The first excerpt represents the past or something you must release, and is drawn from Vailima Letters by Robert Louis Stevenson:

it will never be popular, but might make a little SUCCES DE SCANDALE. However, I'm done with it now, and not sorry, and the crowd may rave and mumble its bones for what I care.

Hole essential. I am sorry about the maps; but I want 'em for next edition, so see and have proofs sent. You are quite right about the bottle and the great Huish, I must try to make it clear. No, I will not write a play for Irving nor for the devil. Can you not see that the work of FALSIFICATION which a play demands is of all tasks the most ungrateful? And I have done it a long while - and nothing ever came of it.

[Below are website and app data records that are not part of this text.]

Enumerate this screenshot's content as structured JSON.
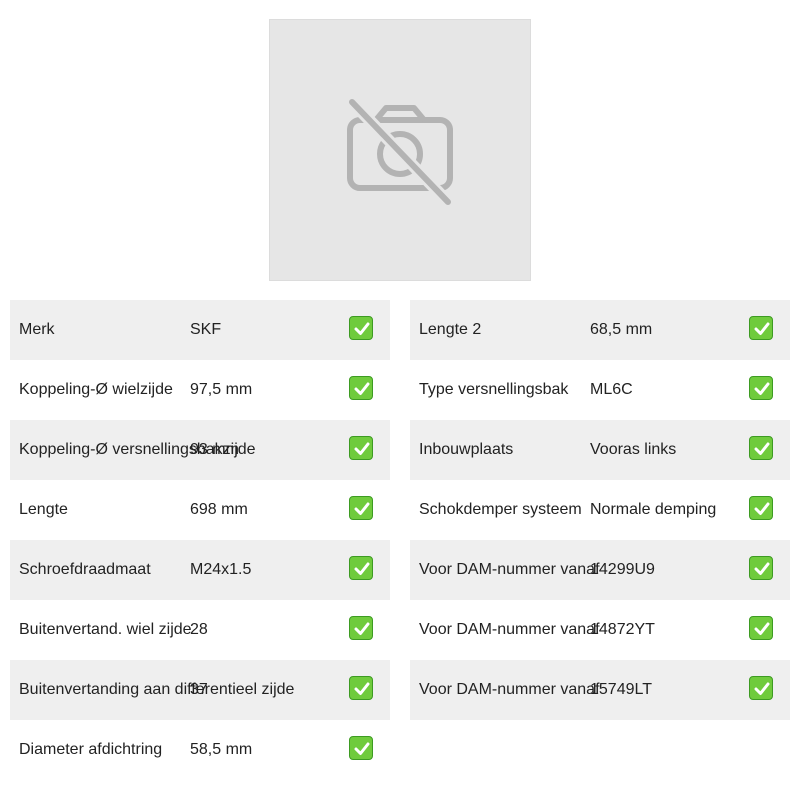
{
  "image": {
    "icon": "camera-off-icon"
  },
  "colors": {
    "row_shade": "#efefef",
    "check_green": "#6fcb3c",
    "placeholder_bg": "#e6e6e6"
  },
  "left_table": [
    {
      "label": "Merk",
      "value": "SKF"
    },
    {
      "label": "Koppeling-Ø wielzijde",
      "value": "97,5 mm"
    },
    {
      "label": "Koppeling-Ø versnellingsbakzijde",
      "value": "93 mm"
    },
    {
      "label": "Lengte",
      "value": "698 mm"
    },
    {
      "label": "Schroefdraadmaat",
      "value": "M24x1.5"
    },
    {
      "label": "Buitenvertand. wiel zijde",
      "value": "28"
    },
    {
      "label": "Buitenvertanding aan differentieel zijde",
      "value": "37"
    },
    {
      "label": "Diameter afdichtring",
      "value": "58,5 mm"
    }
  ],
  "right_table": [
    {
      "label": "Lengte 2",
      "value": "68,5 mm"
    },
    {
      "label": "Type versnellingsbak",
      "value": "ML6C"
    },
    {
      "label": "Inbouwplaats",
      "value": "Vooras links"
    },
    {
      "label": "Schokdemper systeem",
      "value": "Normale demping"
    },
    {
      "label": "Voor DAM-nummer vanaf",
      "value": "14299U9"
    },
    {
      "label": "Voor DAM-nummer vanaf",
      "value": "14872YT"
    },
    {
      "label": "Voor DAM-nummer vanaf",
      "value": "15749LT"
    }
  ]
}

The second excerpt represents the present or the deciding factor of the moment, and is drawn from Phaedo by Plato:

and that other things participate in them and derive their names from them, Socrates, if I remember rightly, said:--

This is your way of speaking; and yet when you say that Simmias is greater than Socrates and less than Phaedo, do you not predicate of Simmias both greatness and smallness?

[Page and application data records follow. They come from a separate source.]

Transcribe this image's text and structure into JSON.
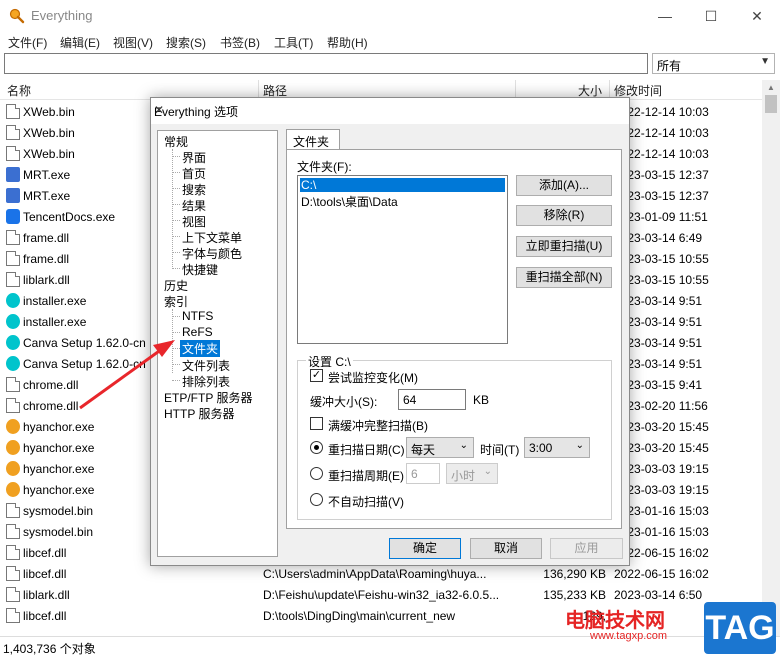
{
  "app": {
    "title": "Everything"
  },
  "menu": [
    "文件(F)",
    "编辑(E)",
    "视图(V)",
    "搜索(S)",
    "书签(B)",
    "工具(T)",
    "帮助(H)"
  ],
  "search": {
    "value": ""
  },
  "filter": {
    "selected": "所有"
  },
  "columns": {
    "name": "名称",
    "path": "路径",
    "size": "大小",
    "date": "修改时间"
  },
  "rows": [
    {
      "name": "XWeb.bin",
      "icon": "file-icon",
      "path": "",
      "size": "",
      "date": "2022-12-14 10:03"
    },
    {
      "name": "XWeb.bin",
      "icon": "file-icon",
      "path": "",
      "size": "",
      "date": "2022-12-14 10:03"
    },
    {
      "name": "XWeb.bin",
      "icon": "file-icon",
      "path": "",
      "size": "",
      "date": "2022-12-14 10:03"
    },
    {
      "name": "MRT.exe",
      "icon": "exe-icon",
      "path": "",
      "size": "",
      "date": "2023-03-15 12:37"
    },
    {
      "name": "MRT.exe",
      "icon": "exe-icon",
      "path": "",
      "size": "",
      "date": "2023-03-15 12:37"
    },
    {
      "name": "TencentDocs.exe",
      "icon": "tencent-docs-icon",
      "path": "",
      "size": "",
      "date": "2023-01-09 11:51"
    },
    {
      "name": "frame.dll",
      "icon": "file-icon",
      "path": "",
      "size": "",
      "date": "2023-03-14 6:49"
    },
    {
      "name": "frame.dll",
      "icon": "file-icon",
      "path": "",
      "size": "",
      "date": "2023-03-15 10:55"
    },
    {
      "name": "liblark.dll",
      "icon": "file-icon",
      "path": "",
      "size": "",
      "date": "2023-03-15 10:55"
    },
    {
      "name": "installer.exe",
      "icon": "canva-icon",
      "path": "",
      "size": "",
      "date": "2023-03-14 9:51"
    },
    {
      "name": "installer.exe",
      "icon": "canva-icon",
      "path": "",
      "size": "",
      "date": "2023-03-14 9:51"
    },
    {
      "name": "Canva Setup 1.62.0-cn",
      "icon": "canva-icon",
      "path": "",
      "size": "",
      "date": "2023-03-14 9:51"
    },
    {
      "name": "Canva Setup 1.62.0-cn",
      "icon": "canva-icon",
      "path": "",
      "size": "",
      "date": "2023-03-14 9:51"
    },
    {
      "name": "chrome.dll",
      "icon": "file-icon",
      "path": "",
      "size": "",
      "date": "2023-03-15 9:41"
    },
    {
      "name": "chrome.dll",
      "icon": "file-icon",
      "path": "",
      "size": "",
      "date": "2023-02-20 11:56"
    },
    {
      "name": "hyanchor.exe",
      "icon": "hyanchor-icon",
      "path": "",
      "size": "",
      "date": "2023-03-20 15:45"
    },
    {
      "name": "hyanchor.exe",
      "icon": "hyanchor-icon",
      "path": "",
      "size": "",
      "date": "2023-03-20 15:45"
    },
    {
      "name": "hyanchor.exe",
      "icon": "hyanchor-icon",
      "path": "",
      "size": "",
      "date": "2023-03-03 19:15"
    },
    {
      "name": "hyanchor.exe",
      "icon": "hyanchor-icon",
      "path": "",
      "size": "",
      "date": "2023-03-03 19:15"
    },
    {
      "name": "sysmodel.bin",
      "icon": "file-icon",
      "path": "",
      "size": "",
      "date": "2023-01-16 15:03"
    },
    {
      "name": "sysmodel.bin",
      "icon": "file-icon",
      "path": "",
      "size": "",
      "date": "2023-01-16 15:03"
    },
    {
      "name": "libcef.dll",
      "icon": "file-icon",
      "path": "",
      "size": "",
      "date": "2022-06-15 16:02"
    },
    {
      "name": "libcef.dll",
      "icon": "file-icon",
      "path": "C:\\Users\\admin\\AppData\\Roaming\\huya...",
      "size": "136,290 KB",
      "date": "2022-06-15 16:02"
    },
    {
      "name": "liblark.dll",
      "icon": "file-icon",
      "path": "D:\\Feishu\\update\\Feishu-win32_ia32-6.0.5...",
      "size": "135,233 KB",
      "date": "2023-03-14 6:50"
    },
    {
      "name": "libcef.dll",
      "icon": "file-icon",
      "path": "D:\\tools\\DingDing\\main\\current_new",
      "size": "129,",
      "date": ""
    }
  ],
  "status": {
    "count": "1,403,736 个对象"
  },
  "dialog": {
    "title": "Everything 选项",
    "tree": {
      "general": "常规",
      "general_children": [
        "界面",
        "首页",
        "搜索",
        "结果",
        "视图",
        "上下文菜单",
        "字体与颜色",
        "快捷键"
      ],
      "history": "历史",
      "index": "索引",
      "index_children": [
        "NTFS",
        "ReFS",
        "文件夹",
        "文件列表",
        "排除列表"
      ],
      "etp": "ETP/FTP 服务器",
      "http": "HTTP 服务器"
    },
    "tab": "文件夹",
    "folders_label": "文件夹(F):",
    "folders": [
      "C:\\",
      "D:\\tools\\桌面\\Data"
    ],
    "buttons": {
      "add": "添加(A)...",
      "remove": "移除(R)",
      "rescan_now": "立即重扫描(U)",
      "rescan_all": "重扫描全部(N)"
    },
    "settings": {
      "title": "设置 C:\\",
      "monitor_label": "尝试监控变化(M)",
      "monitor_checked": true,
      "buffer_label": "缓冲大小(S):",
      "buffer_value": "64",
      "buffer_unit": "KB",
      "full_buffer_label": "满缓冲完整扫描(B)",
      "full_buffer_checked": false,
      "rescan_date_label": "重扫描日期(C)",
      "rescan_date_value": "每天",
      "time_label": "时间(T)",
      "time_value": "3:00",
      "rescan_period_label": "重扫描周期(E)",
      "period_value": "6",
      "period_unit": "小时",
      "no_auto_label": "不自动扫描(V)",
      "selected_mode": "rescan_date"
    },
    "ok": "确定",
    "cancel": "取消",
    "apply": "应用"
  },
  "watermark": {
    "site": "电脑技术网",
    "url": "www.tagxp.com",
    "tag": "TAG"
  },
  "colors": {
    "accent": "#0078d7",
    "arrow": "#e8262b",
    "tag_blue": "#1b76d0"
  }
}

Yes, I do.

But still you allow that Simmias does not really exceed Socrates, as the words may seem to imply, because he is Simmias, but by reason of the size which he has; just as Simmias does not exceed Socrates because he is Simmias, any more than because Socrates is Socrates, but because he has smallness when compared with the greatness of Simmias?

The third excerpt represents the future or something you must embrace, and is drawn from Modeste Mignon by Honore de Balzac:

blood, it makes them live, it makes them die for its sake. The visible developments of their hidden existence do seem, in their results, like egotism; but who shall dare to say that the man who has abnegated self to give pleasure, instruction, or grandeur to his epoch, is an egoist? Is a mother selfish when she immolates all things to her child? Well, the detractors of genius do not perceive its fecund maternity, that is all. The life of a poet is so perpetual a sacrifice that he needs a gigantic organization to bear even the ordinary pleasures of life. Therefore, into what sorrows may he not fall when, like Moliere, he wishes to live the life of feeling in its most poignant crises; to me, remembering

Modeste Mignon